Citation: Subedi L, Huang H, Pant A, Westgate PM, Bada HS, Bauer JA, Giannone PJ and Sithisarn T (2017) Plasma Brain-Derived Neurotrophic Factor Levels in Newborn Infants with Neonatal Abstinence Syndrome. Front. Pediatr. 5:238. doi: 10.3389/fped.2017.00238
Received: 31 July 2017; Accepted: 20 October 2017;
Published: 03 November 2017
Edited by:Vineet Bhandari, Drexel University, United States
Reviewed by:Subrata Sarkar, University of Michigan Health System, United States
Karel Allegaert, University Hospitals Leuven, Belgium

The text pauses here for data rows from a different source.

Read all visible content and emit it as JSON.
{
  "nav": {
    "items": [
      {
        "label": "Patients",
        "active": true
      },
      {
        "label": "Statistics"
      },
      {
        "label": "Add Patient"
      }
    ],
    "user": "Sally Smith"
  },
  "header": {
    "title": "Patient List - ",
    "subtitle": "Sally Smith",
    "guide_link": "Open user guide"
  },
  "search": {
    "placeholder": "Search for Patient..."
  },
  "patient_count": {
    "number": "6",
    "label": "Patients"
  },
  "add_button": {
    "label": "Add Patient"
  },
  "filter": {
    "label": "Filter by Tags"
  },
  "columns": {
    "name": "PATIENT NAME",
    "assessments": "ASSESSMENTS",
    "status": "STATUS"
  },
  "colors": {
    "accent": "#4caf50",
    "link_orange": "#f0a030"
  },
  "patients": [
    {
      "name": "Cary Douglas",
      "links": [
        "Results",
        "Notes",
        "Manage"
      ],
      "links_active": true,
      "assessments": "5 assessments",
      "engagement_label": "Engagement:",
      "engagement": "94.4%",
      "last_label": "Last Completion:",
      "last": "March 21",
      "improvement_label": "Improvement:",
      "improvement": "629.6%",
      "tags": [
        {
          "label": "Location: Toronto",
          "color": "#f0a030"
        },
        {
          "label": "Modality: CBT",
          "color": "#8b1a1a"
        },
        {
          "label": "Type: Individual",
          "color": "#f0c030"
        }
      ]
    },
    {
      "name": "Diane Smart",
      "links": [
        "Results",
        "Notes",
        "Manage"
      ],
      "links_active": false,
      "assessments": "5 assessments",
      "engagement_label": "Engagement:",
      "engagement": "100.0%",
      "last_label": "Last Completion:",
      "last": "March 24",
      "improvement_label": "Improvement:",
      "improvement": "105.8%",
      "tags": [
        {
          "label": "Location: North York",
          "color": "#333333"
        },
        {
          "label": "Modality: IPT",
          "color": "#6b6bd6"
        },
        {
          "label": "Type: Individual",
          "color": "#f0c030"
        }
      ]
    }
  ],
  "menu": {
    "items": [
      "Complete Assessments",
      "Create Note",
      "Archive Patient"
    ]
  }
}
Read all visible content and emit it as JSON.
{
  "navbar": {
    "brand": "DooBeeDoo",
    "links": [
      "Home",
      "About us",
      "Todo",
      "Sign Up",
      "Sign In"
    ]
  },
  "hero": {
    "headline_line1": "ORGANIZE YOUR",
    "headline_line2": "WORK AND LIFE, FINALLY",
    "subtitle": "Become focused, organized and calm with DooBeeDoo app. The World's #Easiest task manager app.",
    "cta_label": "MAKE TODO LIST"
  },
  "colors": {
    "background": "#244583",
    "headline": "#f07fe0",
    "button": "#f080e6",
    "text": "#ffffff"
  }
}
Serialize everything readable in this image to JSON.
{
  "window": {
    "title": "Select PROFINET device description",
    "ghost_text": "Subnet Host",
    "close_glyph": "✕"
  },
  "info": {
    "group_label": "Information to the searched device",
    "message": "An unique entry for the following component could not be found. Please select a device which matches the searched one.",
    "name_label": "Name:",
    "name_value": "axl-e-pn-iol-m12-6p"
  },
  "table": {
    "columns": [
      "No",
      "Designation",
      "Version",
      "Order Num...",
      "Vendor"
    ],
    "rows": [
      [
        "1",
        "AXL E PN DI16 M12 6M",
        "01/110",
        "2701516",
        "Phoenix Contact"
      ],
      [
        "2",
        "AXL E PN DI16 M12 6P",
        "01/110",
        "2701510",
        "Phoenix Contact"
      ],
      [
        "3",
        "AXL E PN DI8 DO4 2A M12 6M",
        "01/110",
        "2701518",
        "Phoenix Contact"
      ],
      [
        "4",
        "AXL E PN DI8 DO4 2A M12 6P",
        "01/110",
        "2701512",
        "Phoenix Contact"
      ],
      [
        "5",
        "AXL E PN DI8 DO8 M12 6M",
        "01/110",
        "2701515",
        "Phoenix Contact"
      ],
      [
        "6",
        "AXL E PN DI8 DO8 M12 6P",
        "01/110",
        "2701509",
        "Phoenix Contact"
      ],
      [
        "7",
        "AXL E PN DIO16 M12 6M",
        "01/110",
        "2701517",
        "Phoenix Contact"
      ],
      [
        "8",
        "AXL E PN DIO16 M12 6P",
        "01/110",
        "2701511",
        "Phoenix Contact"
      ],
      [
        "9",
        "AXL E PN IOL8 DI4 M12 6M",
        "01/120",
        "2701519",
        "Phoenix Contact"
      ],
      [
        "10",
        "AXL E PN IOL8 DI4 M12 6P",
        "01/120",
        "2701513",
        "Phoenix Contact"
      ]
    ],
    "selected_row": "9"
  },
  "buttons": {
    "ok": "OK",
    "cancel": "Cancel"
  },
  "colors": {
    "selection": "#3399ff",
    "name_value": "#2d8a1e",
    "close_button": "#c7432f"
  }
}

Copyright: © 2017 Subedi, Huang, Pant, Westgate, Bada, Bauer, Giannone and Sithisarn. This is an open-access article distributed under the terms of the Creative Commons Attribution License (CC BY). The use, distribution or reproduction in other forums is permitted, provided the original author(s) or licensor are credited and that the original publication in this journal is cited, in accordance with accepted academic practice. No use, distribution or reproduction is permitted which does not comply with these terms.
*Correspondence: Thitinart Sithisarn, email@example.com